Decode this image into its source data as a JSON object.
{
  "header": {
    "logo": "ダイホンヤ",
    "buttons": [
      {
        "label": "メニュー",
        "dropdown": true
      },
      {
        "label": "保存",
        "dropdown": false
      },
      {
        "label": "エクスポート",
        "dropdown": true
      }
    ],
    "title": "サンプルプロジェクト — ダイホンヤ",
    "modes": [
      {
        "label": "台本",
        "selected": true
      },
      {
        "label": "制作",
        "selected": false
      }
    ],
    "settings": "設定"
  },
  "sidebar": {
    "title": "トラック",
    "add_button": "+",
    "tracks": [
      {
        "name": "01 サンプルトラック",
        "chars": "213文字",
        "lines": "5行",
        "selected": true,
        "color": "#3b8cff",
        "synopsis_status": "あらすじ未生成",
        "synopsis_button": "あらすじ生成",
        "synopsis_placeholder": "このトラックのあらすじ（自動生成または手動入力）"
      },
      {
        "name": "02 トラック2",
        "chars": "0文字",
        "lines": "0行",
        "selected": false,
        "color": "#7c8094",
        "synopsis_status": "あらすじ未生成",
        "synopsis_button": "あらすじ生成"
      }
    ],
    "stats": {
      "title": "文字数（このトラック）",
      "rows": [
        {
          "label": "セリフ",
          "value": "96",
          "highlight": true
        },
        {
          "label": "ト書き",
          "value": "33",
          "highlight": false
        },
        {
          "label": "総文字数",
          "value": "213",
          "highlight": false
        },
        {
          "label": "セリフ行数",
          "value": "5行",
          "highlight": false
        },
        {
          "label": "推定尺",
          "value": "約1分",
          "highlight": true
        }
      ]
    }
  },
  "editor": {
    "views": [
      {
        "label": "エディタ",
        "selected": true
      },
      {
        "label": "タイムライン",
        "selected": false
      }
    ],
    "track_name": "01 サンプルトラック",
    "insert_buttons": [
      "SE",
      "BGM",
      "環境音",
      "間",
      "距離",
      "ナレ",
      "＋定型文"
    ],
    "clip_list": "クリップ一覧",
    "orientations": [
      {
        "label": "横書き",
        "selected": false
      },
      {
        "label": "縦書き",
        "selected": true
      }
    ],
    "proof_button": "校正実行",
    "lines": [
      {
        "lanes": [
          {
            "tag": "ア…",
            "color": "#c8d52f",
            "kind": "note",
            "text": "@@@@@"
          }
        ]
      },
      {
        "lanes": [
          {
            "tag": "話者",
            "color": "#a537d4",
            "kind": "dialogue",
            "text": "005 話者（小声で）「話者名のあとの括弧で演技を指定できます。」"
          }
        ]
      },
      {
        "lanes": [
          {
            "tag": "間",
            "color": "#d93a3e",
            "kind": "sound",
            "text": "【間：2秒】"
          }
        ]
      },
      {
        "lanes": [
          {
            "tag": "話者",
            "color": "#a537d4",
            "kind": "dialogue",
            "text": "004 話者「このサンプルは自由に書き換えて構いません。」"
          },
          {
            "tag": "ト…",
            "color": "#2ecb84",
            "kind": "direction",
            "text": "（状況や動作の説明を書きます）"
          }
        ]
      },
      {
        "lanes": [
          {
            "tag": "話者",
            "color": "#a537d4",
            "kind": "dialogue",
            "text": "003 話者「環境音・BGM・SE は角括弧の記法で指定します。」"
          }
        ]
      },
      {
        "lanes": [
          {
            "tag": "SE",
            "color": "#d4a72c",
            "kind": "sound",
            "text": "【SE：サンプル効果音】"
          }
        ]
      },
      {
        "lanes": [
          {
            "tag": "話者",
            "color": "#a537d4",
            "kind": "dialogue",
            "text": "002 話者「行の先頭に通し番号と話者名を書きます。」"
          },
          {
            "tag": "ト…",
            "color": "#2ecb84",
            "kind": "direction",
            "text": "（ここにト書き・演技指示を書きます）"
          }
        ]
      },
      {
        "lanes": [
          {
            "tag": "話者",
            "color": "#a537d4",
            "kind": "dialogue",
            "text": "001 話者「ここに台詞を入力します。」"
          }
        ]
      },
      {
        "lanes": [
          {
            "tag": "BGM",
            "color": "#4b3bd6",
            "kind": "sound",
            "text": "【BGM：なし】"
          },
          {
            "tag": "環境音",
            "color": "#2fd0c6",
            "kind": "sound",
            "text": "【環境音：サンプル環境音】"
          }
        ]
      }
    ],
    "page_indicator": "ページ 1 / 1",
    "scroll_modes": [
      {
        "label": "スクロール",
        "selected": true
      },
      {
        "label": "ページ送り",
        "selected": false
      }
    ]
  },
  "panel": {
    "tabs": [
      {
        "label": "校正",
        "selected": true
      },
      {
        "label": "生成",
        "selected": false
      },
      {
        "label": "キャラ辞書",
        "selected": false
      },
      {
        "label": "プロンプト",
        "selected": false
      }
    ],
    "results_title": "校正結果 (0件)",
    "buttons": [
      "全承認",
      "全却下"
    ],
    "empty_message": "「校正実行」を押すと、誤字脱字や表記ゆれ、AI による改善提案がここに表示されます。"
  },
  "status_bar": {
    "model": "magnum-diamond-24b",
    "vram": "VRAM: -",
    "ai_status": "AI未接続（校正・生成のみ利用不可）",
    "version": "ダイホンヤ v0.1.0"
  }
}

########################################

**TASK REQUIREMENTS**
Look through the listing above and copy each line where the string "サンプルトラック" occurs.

**WRITTEN RESPONSE**
        "name": "01 サンプルトラック",
    "track_name": "01 サンプルトラック",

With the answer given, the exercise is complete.